• Task details:
Copy out every line of the data exactly.

Website and app data records:
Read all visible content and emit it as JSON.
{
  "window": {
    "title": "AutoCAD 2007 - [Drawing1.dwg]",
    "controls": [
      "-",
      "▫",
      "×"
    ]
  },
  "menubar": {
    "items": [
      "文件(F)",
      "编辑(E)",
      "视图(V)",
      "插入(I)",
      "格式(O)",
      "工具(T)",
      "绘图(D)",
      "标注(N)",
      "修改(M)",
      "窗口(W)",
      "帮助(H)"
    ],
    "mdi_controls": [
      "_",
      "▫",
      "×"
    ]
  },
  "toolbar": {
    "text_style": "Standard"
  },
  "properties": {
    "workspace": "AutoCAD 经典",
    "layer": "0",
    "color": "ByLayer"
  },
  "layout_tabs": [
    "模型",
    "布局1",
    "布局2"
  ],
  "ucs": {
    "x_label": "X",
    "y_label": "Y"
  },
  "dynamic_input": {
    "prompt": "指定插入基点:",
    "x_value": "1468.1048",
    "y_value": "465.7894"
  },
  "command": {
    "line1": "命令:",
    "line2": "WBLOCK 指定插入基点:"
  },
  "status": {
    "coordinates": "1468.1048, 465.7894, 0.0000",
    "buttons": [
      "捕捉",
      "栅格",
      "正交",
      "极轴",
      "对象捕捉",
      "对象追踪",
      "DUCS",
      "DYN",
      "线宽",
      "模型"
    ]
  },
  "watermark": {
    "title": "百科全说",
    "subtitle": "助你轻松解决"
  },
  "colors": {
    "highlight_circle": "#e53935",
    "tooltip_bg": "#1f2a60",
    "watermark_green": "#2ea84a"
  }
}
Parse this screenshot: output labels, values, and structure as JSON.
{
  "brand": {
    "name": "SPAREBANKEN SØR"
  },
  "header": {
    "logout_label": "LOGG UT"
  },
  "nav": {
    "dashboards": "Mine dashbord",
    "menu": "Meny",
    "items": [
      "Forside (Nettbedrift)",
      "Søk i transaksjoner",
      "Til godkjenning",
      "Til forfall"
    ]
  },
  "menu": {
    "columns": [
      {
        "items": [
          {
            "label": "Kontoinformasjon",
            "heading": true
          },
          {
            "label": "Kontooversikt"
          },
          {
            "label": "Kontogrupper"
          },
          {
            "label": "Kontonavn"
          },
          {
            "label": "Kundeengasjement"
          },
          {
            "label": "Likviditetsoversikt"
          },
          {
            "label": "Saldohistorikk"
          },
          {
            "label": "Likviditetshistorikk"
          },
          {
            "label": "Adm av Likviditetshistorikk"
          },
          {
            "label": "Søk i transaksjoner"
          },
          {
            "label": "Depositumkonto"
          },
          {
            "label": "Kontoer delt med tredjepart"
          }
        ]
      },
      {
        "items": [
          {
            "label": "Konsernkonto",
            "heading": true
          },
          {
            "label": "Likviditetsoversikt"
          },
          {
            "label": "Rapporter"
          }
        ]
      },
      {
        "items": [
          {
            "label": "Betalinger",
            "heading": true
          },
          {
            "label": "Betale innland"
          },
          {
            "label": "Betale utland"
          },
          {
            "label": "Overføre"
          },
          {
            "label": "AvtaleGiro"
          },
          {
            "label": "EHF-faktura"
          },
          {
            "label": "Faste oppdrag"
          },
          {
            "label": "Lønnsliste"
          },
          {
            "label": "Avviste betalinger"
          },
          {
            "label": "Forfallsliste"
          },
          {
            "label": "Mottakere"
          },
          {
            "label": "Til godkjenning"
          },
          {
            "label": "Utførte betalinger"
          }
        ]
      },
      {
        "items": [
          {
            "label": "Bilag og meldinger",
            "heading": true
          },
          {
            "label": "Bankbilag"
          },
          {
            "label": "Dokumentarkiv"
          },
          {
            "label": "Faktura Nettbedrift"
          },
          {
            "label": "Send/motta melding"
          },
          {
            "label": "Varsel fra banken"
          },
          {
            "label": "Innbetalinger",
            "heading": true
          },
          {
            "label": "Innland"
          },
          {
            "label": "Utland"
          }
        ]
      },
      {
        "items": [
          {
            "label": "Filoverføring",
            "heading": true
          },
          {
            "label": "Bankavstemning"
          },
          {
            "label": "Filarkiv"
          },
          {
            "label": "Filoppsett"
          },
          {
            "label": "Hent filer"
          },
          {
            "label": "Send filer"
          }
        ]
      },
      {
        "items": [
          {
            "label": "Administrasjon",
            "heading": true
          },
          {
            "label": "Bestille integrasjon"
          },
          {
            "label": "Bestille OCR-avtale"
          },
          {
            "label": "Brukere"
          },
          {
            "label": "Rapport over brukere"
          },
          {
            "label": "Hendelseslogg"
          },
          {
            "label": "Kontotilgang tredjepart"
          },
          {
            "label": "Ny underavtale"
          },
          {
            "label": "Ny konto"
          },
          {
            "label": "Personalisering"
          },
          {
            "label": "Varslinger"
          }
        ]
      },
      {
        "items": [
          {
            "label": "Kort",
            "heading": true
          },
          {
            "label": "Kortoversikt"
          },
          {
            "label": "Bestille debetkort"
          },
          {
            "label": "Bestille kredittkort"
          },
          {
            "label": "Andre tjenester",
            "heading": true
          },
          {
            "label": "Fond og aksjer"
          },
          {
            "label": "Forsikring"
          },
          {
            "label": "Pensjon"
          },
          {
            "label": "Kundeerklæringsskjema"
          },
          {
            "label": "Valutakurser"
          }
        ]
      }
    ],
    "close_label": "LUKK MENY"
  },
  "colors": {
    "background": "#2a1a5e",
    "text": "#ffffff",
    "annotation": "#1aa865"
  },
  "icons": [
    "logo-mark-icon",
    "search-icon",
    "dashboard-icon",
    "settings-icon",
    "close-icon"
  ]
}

• Written response:
Read all visible content and emit it as JSON.
{
  "window": {
    "title": "AutoCAD 2007 - [Drawing1.dwg]",
    "controls": [
      "-",
      "▫",
      "×"
    ]
  },
  "menubar": {
    "items": [
      "文件(F)",
      "编辑(E)",
      "视图(V)",
      "插入(I)",
      "格式(O)",
      "工具(T)",
      "绘图(D)",
      "标注(N)",
      "修改(M)",
      "窗口(W)",
      "帮助(H)"
    ],
    "mdi_controls": [
      "_",
      "▫",
      "×"
    ]
  },
  "toolbar": {
    "text_style": "Standard"
  },
  "properties": {
    "workspace": "AutoCAD 经典",
    "layer": "0",
    "color": "ByLayer"
  },
  "layout_tabs": [
    "模型",
    "布局1",
    "布局2"
  ],
  "ucs": {
    "x_label": "X",
    "y_label": "Y"
  },
  "dynamic_input": {
    "prompt": "指定插入基点:",
    "x_value": "1468.1048",
    "y_value": "465.7894"
  },
  "command": {
    "line1": "命令:",
    "line2": "WBLOCK 指定插入基点:"
  },
  "status": {
    "coordinates": "1468.1048, 465.7894, 0.0000",
    "buttons": [
      "捕捉",
      "栅格",
      "正交",
      "极轴",
      "对象捕捉",
      "对象追踪",
      "DUCS",
      "DYN",
      "线宽",
      "模型"
    ]
  },
  "watermark": {
    "title": "百科全说",
    "subtitle": "助你轻松解决"
  },
  "colors": {
    "highlight_circle": "#e53935",
    "tooltip_bg": "#1f2a60",
    "watermark_green": "#2ea84a"
  }
}
Parse this screenshot: output labels, values, and structure as JSON.
{
  "brand": {
    "name": "SPAREBANKEN SØR"
  },
  "header": {
    "logout_label": "LOGG UT"
  },
  "nav": {
    "dashboards": "Mine dashbord",
    "menu": "Meny",
    "items": [
      "Forside (Nettbedrift)",
      "Søk i transaksjoner",
      "Til godkjenning",
      "Til forfall"
    ]
  },
  "menu": {
    "columns": [
      {
        "items": [
          {
            "label": "Kontoinformasjon",
            "heading": true
          },
          {
            "label": "Kontooversikt"
          },
          {
            "label": "Kontogrupper"
          },
          {
            "label": "Kontonavn"
          },
          {
            "label": "Kundeengasjement"
          },
          {
            "label": "Likviditetsoversikt"
          },
          {
            "label": "Saldohistorikk"
          },
          {
            "label": "Likviditetshistorikk"
          },
          {
            "label": "Adm av Likviditetshistorikk"
          },
          {
            "label": "Søk i transaksjoner"
          },
          {
            "label": "Depositumkonto"
          },
          {
            "label": "Kontoer delt med tredjepart"
          }
        ]
      },
      {
        "items": [
          {
            "label": "Konsernkonto",
            "heading": true
          },
          {
            "label": "Likviditetsoversikt"
          },
          {
            "label": "Rapporter"
          }
        ]
      },
      {
        "items": [
          {
            "label": "Betalinger",
            "heading": true
          },
          {
            "label": "Betale innland"
          },
          {
            "label": "Betale utland"
          },
          {
            "label": "Overføre"
          },
          {
            "label": "AvtaleGiro"
          },
          {
            "label": "EHF-faktura"
          },
          {
            "label": "Faste oppdrag"
          },
          {
            "label": "Lønnsliste"
          },
          {
            "label": "Avviste betalinger"
          },
          {
            "label": "Forfallsliste"
          },
          {
            "label": "Mottakere"
          },
          {
            "label": "Til godkjenning"
          },
          {
            "label": "Utførte betalinger"
          }
        ]
      },
      {
        "items": [
          {
            "label": "Bilag og meldinger",
            "heading": true
          },
          {
            "label": "Bankbilag"
          },
          {
            "label": "Dokumentarkiv"
          },
          {
            "label": "Faktura Nettbedrift"
          },
          {
            "label": "Send/motta melding"
          },
          {
            "label": "Varsel fra banken"
          },
          {
            "label": "Innbetalinger",
            "heading": true
          },
          {
            "label": "Innland"
          },
          {
            "label": "Utland"
          }
        ]
      },
      {
        "items": [
          {
            "label": "Filoverføring",
            "heading": true
          },
          {
            "label": "Bankavstemning"
          },
          {
            "label": "Filarkiv"
          },
          {
            "label": "Filoppsett"
          },
          {
            "label": "Hent filer"
          },
          {
            "label": "Send filer"
          }
        ]
      },
      {
        "items": [
          {
            "label": "Administrasjon",
            "heading": true
          },
          {
            "label": "Bestille integrasjon"
          },
          {
            "label": "Bestille OCR-avtale"
          },
          {
            "label": "Brukere"
          },
          {
            "label": "Rapport over brukere"
          },
          {
            "label": "Hendelseslogg"
          },
          {
            "label": "Kontotilgang tredjepart"
          },
          {
            "label": "Ny underavtale"
          },
          {
            "label": "Ny konto"
          },
          {
            "label": "Personalisering"
          },
          {
            "label": "Varslinger"
          }
        ]
      },
      {
        "items": [
          {
            "label": "Kort",
            "heading": true
          },
          {
            "label": "Kortoversikt"
          },
          {
            "label": "Bestille debetkort"
          },
          {
            "label": "Bestille kredittkort"
          },
          {
            "label": "Andre tjenester",
            "heading": true
          },
          {
            "label": "Fond og aksjer"
          },
          {
            "label": "Forsikring"
          },
          {
            "label": "Pensjon"
          },
          {
            "label": "Kundeerklæringsskjema"
          },
          {
            "label": "Valutakurser"
          }
        ]
      }
    ],
    "close_label": "LUKK MENY"
  },
  "colors": {
    "background": "#2a1a5e",
    "text": "#ffffff",
    "annotation": "#1aa865"
  },
  "icons": [
    "logo-mark-icon",
    "search-icon",
    "dashboard-icon",
    "settings-icon",
    "close-icon"
  ]
}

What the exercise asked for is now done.